Ether has one quality; air two, fire three, water four, and earth five qualities, viz:—sound, touch,taste, form and smell. This has been declared by the wise.

Form is perceived through the eyes, smell through the olfactory nerves, tastes through the tongue, touch through the skin and sound through the ear. These are verily the organs of perception.

From Intelligence is come out all this universe, moveable and immoveable; whether or not Its existence can be inferred, the “All Intelligence” One does exist. 


The earth becomes subtle and is dissolved in water; water in fire; fire in air; air in ether; and either in Avidya (Ignorance), which merges into the great Brahma.

There are two forces—vikshepa, (the force of creation or projection), and avarana (concealment), which are of great potentiality and power, and whose form is happiness. The great Maya, when non-intelligent and material, has three attributes satwa (good) rajas (active) and tamas (bad).

The intelligent form of Maya covered by the avarana force (concealment), manifests itself as the universe, owing to the nature of vikshepa force.

When the avidya has an excess of tamas (bad), then it manifests itself as the beautiful Lakshmi; the intelligence which presides over her is called Vishnu.

When the avidya has an excess of rajas (active), it manifests itself as the wise Saraswati; the intelligence which presides over her is known as Brahma.

Gods like Shiva, Brahma, Vishnu, etc., are all seen in the great Spirit; bodies and all material
objects are the various products of avidya.

The wise have thus explained the creation of the world—tatwas (elements) and non-tatwas (nonelements) are thus produced—not otherwise.

All things are seen as finite, etc., (endowed with qualities etc.), and there arise various distinctions merely through words and names; but there is no real difference:

Therefore the things do not exist; the great and glorious One that manifests them, alone exists; though things are false and unreal, yet, as the reflection of the real, they, for the time being, appear so.

The One Entity, blissful, full and all-pervading, alone exists, and nothing else; he who constantly realises this knowledge is freed from death and the sorrows of the world.

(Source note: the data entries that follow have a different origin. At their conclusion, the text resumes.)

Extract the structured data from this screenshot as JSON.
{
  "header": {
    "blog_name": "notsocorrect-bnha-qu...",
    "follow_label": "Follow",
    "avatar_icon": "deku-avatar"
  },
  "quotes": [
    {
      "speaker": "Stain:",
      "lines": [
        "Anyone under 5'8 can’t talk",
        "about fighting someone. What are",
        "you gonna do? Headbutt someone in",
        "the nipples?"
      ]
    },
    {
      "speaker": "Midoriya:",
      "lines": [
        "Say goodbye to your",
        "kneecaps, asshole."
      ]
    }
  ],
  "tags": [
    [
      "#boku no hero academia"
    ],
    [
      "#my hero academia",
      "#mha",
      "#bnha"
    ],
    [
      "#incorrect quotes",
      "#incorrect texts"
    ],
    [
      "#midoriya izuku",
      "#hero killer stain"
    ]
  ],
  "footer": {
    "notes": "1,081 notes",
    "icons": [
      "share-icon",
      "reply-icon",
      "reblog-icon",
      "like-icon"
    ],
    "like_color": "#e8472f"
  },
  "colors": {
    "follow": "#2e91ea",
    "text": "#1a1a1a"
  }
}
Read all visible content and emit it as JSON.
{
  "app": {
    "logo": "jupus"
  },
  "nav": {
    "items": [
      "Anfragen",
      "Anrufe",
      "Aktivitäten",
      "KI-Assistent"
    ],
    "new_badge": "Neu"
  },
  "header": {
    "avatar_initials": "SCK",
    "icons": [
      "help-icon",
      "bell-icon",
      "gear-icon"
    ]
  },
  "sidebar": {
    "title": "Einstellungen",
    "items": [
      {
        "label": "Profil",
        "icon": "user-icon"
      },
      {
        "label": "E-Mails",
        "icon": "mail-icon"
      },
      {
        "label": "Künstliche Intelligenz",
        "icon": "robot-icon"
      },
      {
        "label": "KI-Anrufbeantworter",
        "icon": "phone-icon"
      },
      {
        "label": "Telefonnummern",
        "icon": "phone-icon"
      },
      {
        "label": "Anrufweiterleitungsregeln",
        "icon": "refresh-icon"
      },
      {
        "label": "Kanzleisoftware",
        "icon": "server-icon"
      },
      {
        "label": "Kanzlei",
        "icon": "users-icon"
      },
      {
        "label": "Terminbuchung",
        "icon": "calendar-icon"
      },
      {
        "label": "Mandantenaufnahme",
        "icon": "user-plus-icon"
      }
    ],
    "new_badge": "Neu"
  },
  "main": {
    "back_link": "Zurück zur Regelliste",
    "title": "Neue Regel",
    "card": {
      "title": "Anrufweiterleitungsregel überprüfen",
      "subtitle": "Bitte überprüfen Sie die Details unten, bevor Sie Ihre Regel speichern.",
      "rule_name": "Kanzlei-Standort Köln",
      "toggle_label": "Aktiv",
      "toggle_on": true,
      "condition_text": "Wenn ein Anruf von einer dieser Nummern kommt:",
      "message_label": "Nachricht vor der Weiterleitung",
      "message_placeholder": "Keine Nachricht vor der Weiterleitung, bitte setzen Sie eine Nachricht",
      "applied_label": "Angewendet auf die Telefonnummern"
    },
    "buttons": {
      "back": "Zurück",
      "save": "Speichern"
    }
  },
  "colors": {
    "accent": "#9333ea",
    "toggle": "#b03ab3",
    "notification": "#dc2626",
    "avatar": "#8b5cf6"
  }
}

When through the knowledge of illusory attribution and withdrawl this universe is annihilated, there exists that One and nothing else; then this is clearly perceived by the mind.

.............Shiva Sanhita...............